● **WHAT TO DO**: Return all lines of the listing below that carry the word "adelbc".

•••

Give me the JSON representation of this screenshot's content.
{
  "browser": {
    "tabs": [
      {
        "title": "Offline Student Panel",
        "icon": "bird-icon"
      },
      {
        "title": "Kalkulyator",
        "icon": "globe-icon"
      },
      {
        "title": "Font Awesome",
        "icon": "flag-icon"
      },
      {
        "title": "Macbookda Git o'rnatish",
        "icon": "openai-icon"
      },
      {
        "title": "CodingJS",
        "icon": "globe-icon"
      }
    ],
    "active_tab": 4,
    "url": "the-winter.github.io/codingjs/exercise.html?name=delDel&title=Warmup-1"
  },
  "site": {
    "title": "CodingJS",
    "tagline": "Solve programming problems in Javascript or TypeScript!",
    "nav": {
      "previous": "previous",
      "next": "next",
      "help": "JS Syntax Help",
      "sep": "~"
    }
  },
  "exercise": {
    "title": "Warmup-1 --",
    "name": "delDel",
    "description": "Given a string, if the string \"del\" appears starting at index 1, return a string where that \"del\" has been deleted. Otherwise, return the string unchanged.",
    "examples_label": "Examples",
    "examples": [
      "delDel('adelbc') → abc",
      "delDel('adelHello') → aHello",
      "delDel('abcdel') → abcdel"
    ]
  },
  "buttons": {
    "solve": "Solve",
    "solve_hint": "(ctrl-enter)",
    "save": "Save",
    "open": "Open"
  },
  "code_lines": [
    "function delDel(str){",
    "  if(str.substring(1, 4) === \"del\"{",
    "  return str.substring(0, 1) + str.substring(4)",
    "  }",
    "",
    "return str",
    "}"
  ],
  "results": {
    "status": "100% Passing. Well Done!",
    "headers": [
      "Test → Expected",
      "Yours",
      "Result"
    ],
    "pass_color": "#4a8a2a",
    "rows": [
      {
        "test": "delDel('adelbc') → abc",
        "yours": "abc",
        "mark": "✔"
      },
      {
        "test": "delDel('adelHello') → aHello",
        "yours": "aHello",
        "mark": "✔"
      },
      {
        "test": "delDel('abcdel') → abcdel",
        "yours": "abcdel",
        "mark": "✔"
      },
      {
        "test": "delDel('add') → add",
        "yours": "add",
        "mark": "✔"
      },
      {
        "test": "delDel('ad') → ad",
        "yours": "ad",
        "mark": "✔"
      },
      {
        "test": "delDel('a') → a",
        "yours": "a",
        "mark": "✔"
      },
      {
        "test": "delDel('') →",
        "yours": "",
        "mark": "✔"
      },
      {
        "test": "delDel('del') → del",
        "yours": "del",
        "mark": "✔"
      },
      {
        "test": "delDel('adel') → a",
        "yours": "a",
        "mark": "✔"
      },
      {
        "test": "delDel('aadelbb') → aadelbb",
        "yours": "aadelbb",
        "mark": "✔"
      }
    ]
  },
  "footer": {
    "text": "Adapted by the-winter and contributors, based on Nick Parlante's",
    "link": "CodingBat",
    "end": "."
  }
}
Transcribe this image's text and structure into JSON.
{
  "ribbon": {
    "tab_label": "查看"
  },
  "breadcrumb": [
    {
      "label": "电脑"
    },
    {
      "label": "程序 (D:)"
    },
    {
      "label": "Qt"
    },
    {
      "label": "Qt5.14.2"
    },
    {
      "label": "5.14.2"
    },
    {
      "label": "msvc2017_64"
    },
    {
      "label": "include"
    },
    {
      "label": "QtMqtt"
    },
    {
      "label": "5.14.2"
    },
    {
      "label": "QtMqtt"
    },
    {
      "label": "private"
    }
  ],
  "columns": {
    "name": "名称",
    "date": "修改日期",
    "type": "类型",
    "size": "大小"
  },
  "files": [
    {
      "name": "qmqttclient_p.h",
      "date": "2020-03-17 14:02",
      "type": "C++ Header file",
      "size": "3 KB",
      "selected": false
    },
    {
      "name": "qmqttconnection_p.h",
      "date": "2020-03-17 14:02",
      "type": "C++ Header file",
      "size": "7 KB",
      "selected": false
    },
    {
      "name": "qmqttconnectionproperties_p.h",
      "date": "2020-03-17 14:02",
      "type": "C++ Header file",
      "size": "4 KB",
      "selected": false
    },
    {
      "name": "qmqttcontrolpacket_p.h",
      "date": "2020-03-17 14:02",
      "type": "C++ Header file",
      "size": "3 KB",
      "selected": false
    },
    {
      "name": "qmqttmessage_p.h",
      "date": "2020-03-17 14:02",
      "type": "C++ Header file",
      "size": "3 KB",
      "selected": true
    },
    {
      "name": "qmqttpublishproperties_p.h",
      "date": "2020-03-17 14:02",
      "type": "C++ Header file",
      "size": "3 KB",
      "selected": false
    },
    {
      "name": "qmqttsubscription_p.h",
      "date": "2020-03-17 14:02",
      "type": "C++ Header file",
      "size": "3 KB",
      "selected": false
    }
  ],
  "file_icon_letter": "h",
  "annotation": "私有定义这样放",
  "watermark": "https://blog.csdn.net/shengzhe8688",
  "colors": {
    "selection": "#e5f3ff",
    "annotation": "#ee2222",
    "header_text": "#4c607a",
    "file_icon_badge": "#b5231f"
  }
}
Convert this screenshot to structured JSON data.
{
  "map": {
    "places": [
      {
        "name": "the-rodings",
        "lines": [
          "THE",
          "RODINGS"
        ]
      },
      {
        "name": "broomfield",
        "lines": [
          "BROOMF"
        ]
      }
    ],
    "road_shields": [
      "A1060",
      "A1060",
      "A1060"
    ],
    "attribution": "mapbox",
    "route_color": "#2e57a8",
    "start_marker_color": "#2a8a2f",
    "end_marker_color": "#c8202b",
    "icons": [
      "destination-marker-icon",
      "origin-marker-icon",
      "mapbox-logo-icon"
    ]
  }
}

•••

● **ANSWER**:
      "delDel('adelbc') → abc",
        "test": "delDel('adelbc') → abc",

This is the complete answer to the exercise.